Today, a year and a half after the first time I heard my diagnosis, I believe I am thriving. I just moved to Los Angeles for a job promotion and most of all to be closer to my family. I rejoined my dance company mid year last year (even with level 6 intractable pain) and became best friends with my dancers. I performed in our fall showcase, and choreographed for the first time. I even choreographed a solo entitled: “I am awake.”
I think one of the hardest things about migraines is that they are unpredictable, and that everyone is different. It can be so frustrating that doctors don’t just have an answer! When this first happened to me, I wanted to know what others did in my situation and follow their EXACT treatment.
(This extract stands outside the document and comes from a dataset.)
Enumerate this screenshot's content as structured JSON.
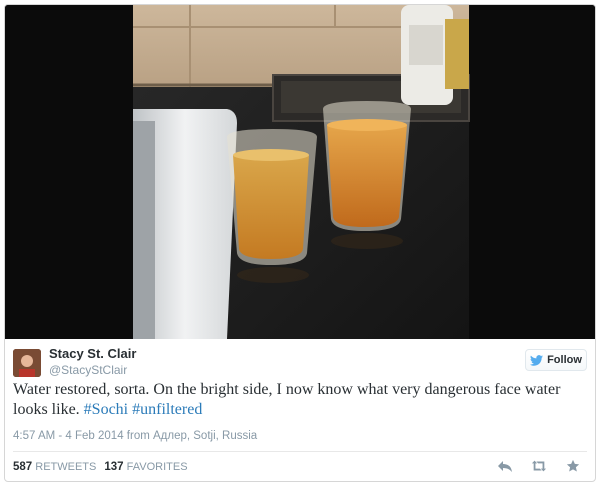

I had no idea how different every person’s body is, our doctors’ beliefs and theories, and how we as a person experience life.
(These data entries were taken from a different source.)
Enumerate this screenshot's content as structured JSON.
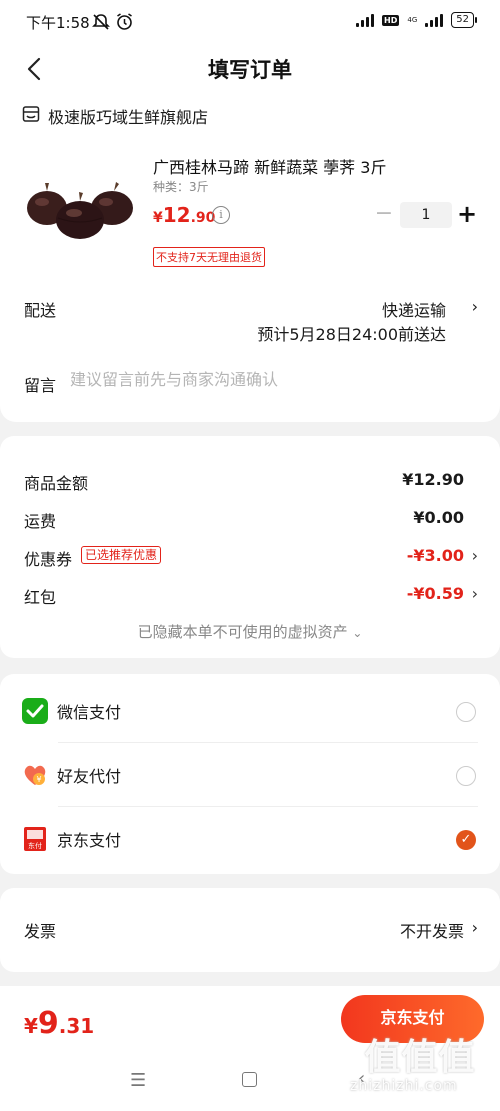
{
  "status_bar": {
    "time": "下午1:58",
    "net": "4G",
    "battery": "52"
  },
  "header": {
    "title": "填写订单"
  },
  "shop": {
    "name": "极速版巧域生鲜旗舰店"
  },
  "product": {
    "title": "广西桂林马蹄 新鲜蔬菜 荸荠 3斤",
    "spec": "种类：3斤",
    "price_currency": "¥",
    "price_int": "12",
    "price_dec": ".90",
    "info_symbol": "i",
    "quantity": "1",
    "minus": "−",
    "plus": "+",
    "tag": "不支持7天无理由退货"
  },
  "delivery": {
    "label": "配送",
    "method": "快递运输",
    "eta": "预计5月28日24:00前送达"
  },
  "note": {
    "label": "留言",
    "placeholder": "建议留言前先与商家沟通确认"
  },
  "costs": {
    "goods_label": "商品金额",
    "goods_value": "¥12.90",
    "shipping_label": "运费",
    "shipping_value": "¥0.00",
    "coupon_label": "优惠券",
    "coupon_tag": "已选推荐优惠",
    "coupon_value": "-¥3.00",
    "redpacket_label": "红包",
    "redpacket_value": "-¥0.59",
    "hidden_assets": "已隐藏本单不可使用的虚拟资产"
  },
  "payment": {
    "options": [
      {
        "label": "微信支付",
        "icon": "wechat-pay-icon",
        "selected": false
      },
      {
        "label": "好友代付",
        "icon": "friend-pay-icon",
        "selected": false
      },
      {
        "label": "京东支付",
        "icon": "jd-pay-icon",
        "selected": true
      }
    ],
    "jd_icon_text": "东付"
  },
  "invoice": {
    "label": "发票",
    "value": "不开发票"
  },
  "footer": {
    "total_currency": "¥",
    "total_int": "9",
    "total_dec": ".31",
    "pay_button": "京东支付",
    "watermark": "值值值",
    "watermark_sub": "zhizhizhi.com"
  },
  "colors": {
    "accent": "#e2231a",
    "button_start": "#f2371e",
    "button_end": "#fe6a2b"
  }
}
What Migraine Has Taught Me
I could definitely list what I feel Migraine has taken away, but the list of what I have gained is longer. Once I started feeling better, I realized I’m not messing around with this life.
I lost my Mom to cancer when I was 16. I was so young I didn’t truly process this loss. I believe I started to process loss when I was in a hospital bed of my own, alone and scared. It is nowhere near her diagnosis, but it was the closest health crisis I had experienced. You’d think I learned more than anyone the value of this one life after experiencing such a loss; and I believe I did; but I truly understand what I want from life through my own health crisis.
I believe migraine has made me realize the life I want; which now includes a little family of my own one day, something I had debated for years. I am now on a new path to thrive. I want the biggest and brightest life I can live. I want to feel light and be the light for others. I want to shine so bright that my mom who is looking down on me from another realm of this universe can feel my light. And she beams.
I now have a public health blog on Instagram (@healwmeg) to work through my symptoms, my fears, my dreams, and hopefully inspire others along the way. I am an active member of Migraine Strong, sometimes seeking help and other times helping others. I have taken many breaks from social media. In fact, one time last year I took a “vacation from my diagnosis,” which included a social media break and any mention or focus on my head for me. I feel this was extremely powerful. I think the important thing about social media is to take a lot of it with a grain of salt, and trust that you know yourself best and to value your present moment.
While I am thankful for Migraine for all the things it has taught me, I will not let it beat me.
And so I power on.
Megan is a Cinematographer for commercials and narratives, as well as a Film Educator in Los Angeles and Chicago. She is also a dancer and has always loved expressing stories and herself through movement or images. She loves spending time with her nieces, her family, and her friends. When she isn’t, you can usually find her at a dance studio, listening to records, meditating, or cuddling with her cat Bailey. You can follow her wellness journey on instagram @healwithmeg.